Element data from apps and pages
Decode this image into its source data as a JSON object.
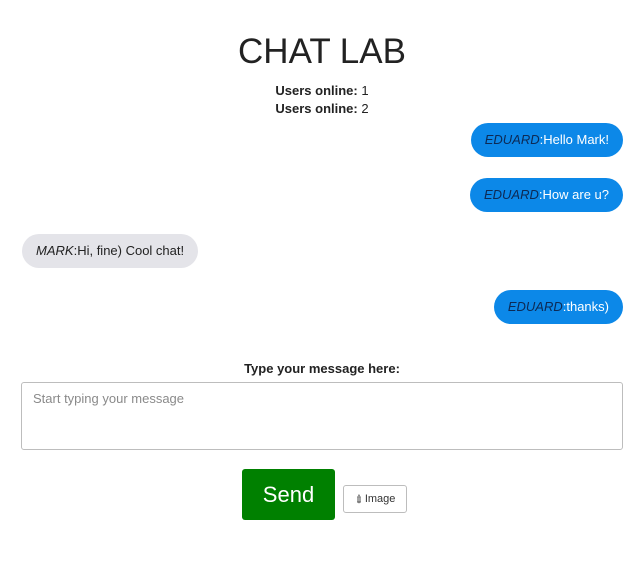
{
  "app": {
    "title": "CHAT LAB"
  },
  "online": [
    {
      "label": "Users online:",
      "count": "1"
    },
    {
      "label": "Users online:",
      "count": "2"
    }
  ],
  "messages": [
    {
      "author": "EDUARD",
      "text": "Hello Mark!",
      "side": "mine"
    },
    {
      "author": "EDUARD",
      "text": "How are u?",
      "side": "mine"
    },
    {
      "author": "MARK",
      "text": "Hi, fine) Cool chat!",
      "side": "theirs"
    },
    {
      "author": "EDUARD",
      "text": "thanks)",
      "side": "mine"
    }
  ],
  "composer": {
    "prompt": "Type your message here:",
    "placeholder": "Start typing your message",
    "value": "",
    "send_label": "Send",
    "image_label": "Image",
    "image_icon": "paperclip-icon"
  },
  "colors": {
    "own_bubble": "#0c88e8",
    "other_bubble": "#e4e4e9",
    "send_button": "#008000"
  }
}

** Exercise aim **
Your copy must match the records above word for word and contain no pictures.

** Reply **
Decode this image into its source data as a JSON object.
{
  "app": {
    "title": "CHAT LAB"
  },
  "online": [
    {
      "label": "Users online:",
      "count": "1"
    },
    {
      "label": "Users online:",
      "count": "2"
    }
  ],
  "messages": [
    {
      "author": "EDUARD",
      "text": "Hello Mark!",
      "side": "mine"
    },
    {
      "author": "EDUARD",
      "text": "How are u?",
      "side": "mine"
    },
    {
      "author": "MARK",
      "text": "Hi, fine) Cool chat!",
      "side": "theirs"
    },
    {
      "author": "EDUARD",
      "text": "thanks)",
      "side": "mine"
    }
  ],
  "composer": {
    "prompt": "Type your message here:",
    "placeholder": "Start typing your message",
    "value": "",
    "send_label": "Send",
    "image_label": "Image",
    "image_icon": "paperclip-icon"
  },
  "colors": {
    "own_bubble": "#0c88e8",
    "other_bubble": "#e4e4e9",
    "send_button": "#008000"
  }
}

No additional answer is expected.